◆ YOUR TASK:
Filter the entries below, keeping every line that has the word "copy".
☆ ☆ ☆
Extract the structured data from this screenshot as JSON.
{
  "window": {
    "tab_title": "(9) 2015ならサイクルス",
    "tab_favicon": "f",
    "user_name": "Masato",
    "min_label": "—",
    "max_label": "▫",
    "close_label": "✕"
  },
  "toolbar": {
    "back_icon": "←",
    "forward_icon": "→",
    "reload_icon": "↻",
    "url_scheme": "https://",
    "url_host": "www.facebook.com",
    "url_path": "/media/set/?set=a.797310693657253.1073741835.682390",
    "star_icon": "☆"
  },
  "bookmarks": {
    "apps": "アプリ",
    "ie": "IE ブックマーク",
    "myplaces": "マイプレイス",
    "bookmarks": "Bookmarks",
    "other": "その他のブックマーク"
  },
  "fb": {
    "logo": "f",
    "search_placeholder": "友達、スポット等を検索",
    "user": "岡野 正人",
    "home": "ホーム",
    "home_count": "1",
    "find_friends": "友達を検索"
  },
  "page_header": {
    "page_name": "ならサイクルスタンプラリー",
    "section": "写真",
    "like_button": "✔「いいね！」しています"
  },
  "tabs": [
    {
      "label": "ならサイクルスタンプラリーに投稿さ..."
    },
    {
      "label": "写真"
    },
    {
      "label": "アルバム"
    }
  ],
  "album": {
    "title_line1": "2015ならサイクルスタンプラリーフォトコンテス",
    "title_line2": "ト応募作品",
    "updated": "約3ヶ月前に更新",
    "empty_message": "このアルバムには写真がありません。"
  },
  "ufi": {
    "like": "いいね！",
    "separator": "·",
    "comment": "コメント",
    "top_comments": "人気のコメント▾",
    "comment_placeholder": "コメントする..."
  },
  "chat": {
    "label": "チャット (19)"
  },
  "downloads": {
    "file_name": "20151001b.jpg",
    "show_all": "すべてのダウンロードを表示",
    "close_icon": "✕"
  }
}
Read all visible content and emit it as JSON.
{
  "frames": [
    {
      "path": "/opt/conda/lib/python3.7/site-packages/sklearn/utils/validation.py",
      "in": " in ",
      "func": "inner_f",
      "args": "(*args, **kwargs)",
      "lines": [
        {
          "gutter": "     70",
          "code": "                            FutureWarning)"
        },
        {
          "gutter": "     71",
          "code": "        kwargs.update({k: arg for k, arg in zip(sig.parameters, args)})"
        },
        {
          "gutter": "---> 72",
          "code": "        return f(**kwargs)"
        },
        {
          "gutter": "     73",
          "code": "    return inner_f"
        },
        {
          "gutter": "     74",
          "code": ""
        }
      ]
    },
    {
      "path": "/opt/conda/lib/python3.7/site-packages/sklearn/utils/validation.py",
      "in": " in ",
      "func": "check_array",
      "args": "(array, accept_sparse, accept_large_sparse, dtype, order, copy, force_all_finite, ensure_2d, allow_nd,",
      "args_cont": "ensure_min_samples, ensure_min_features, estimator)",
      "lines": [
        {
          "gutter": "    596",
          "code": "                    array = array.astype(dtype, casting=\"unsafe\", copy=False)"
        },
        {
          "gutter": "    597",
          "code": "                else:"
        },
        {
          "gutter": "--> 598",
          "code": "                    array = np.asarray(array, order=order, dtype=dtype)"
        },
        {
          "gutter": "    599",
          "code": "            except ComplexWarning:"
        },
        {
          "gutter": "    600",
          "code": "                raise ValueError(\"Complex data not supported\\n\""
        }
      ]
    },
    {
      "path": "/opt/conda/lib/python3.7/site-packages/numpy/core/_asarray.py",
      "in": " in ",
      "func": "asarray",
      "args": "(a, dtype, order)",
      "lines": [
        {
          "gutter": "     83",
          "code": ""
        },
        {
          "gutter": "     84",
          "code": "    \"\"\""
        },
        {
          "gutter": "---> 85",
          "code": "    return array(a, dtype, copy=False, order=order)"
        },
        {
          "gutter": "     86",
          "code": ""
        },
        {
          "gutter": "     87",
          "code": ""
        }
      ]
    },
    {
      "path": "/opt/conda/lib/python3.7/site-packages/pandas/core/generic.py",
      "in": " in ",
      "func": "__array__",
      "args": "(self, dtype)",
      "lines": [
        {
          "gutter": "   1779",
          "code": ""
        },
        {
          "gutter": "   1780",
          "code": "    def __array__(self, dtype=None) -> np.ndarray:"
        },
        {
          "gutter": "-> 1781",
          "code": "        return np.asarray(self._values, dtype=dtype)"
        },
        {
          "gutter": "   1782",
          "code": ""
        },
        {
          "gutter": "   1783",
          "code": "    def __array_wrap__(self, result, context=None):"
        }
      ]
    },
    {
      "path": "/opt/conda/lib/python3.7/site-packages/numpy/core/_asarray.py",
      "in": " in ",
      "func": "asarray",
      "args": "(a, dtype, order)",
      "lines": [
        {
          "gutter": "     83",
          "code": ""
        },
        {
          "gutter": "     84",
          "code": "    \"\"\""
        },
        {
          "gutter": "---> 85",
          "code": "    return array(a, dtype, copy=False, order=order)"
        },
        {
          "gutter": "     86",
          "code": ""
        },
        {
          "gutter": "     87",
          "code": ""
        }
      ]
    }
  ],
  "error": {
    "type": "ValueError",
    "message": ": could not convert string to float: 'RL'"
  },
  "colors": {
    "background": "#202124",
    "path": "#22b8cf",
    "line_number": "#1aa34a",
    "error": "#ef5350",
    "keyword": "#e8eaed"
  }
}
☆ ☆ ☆
◆ SOLUTION TO THE EXERCISE:
      "args": "(array, accept_sparse, accept_large_sparse, dtype, order, copy, force_all_finite, ensure_2d, allow_nd,",
          "code": "                    array = array.astype(dtype, casting=\"unsafe\", copy=False)"
          "code": "    return array(a, dtype, copy=False, order=order)"
          "code": "    return array(a, dtype, copy=False, order=order)"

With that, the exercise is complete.